Web page and app entries

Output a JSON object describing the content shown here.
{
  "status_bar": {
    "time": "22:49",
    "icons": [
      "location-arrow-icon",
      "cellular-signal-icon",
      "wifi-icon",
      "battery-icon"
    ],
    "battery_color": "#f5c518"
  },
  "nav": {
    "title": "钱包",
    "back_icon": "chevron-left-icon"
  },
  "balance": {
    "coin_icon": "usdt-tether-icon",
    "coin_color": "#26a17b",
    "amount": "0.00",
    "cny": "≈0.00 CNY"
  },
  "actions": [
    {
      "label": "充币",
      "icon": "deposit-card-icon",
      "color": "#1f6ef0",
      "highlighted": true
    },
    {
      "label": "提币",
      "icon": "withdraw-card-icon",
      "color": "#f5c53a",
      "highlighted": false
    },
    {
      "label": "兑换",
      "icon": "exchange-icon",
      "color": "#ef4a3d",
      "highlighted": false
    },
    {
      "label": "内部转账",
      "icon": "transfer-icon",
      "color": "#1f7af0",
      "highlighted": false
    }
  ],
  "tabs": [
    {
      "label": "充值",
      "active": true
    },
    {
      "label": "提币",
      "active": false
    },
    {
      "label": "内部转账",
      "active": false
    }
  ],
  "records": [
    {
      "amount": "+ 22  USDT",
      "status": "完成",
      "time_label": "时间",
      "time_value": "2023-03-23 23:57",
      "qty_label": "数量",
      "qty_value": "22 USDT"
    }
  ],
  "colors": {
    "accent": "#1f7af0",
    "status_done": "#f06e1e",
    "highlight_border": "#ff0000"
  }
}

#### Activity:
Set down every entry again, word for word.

#### Reply:
Output a JSON object describing the content shown here.
{
  "status_bar": {
    "time": "22:49",
    "icons": [
      "location-arrow-icon",
      "cellular-signal-icon",
      "wifi-icon",
      "battery-icon"
    ],
    "battery_color": "#f5c518"
  },
  "nav": {
    "title": "钱包",
    "back_icon": "chevron-left-icon"
  },
  "balance": {
    "coin_icon": "usdt-tether-icon",
    "coin_color": "#26a17b",
    "amount": "0.00",
    "cny": "≈0.00 CNY"
  },
  "actions": [
    {
      "label": "充币",
      "icon": "deposit-card-icon",
      "color": "#1f6ef0",
      "highlighted": true
    },
    {
      "label": "提币",
      "icon": "withdraw-card-icon",
      "color": "#f5c53a",
      "highlighted": false
    },
    {
      "label": "兑换",
      "icon": "exchange-icon",
      "color": "#ef4a3d",
      "highlighted": false
    },
    {
      "label": "内部转账",
      "icon": "transfer-icon",
      "color": "#1f7af0",
      "highlighted": false
    }
  ],
  "tabs": [
    {
      "label": "充值",
      "active": true
    },
    {
      "label": "提币",
      "active": false
    },
    {
      "label": "内部转账",
      "active": false
    }
  ],
  "records": [
    {
      "amount": "+ 22  USDT",
      "status": "完成",
      "time_label": "时间",
      "time_value": "2023-03-23 23:57",
      "qty_label": "数量",
      "qty_value": "22 USDT"
    }
  ],
  "colors": {
    "accent": "#1f7af0",
    "status_done": "#f06e1e",
    "highlight_border": "#ff0000"
  }
}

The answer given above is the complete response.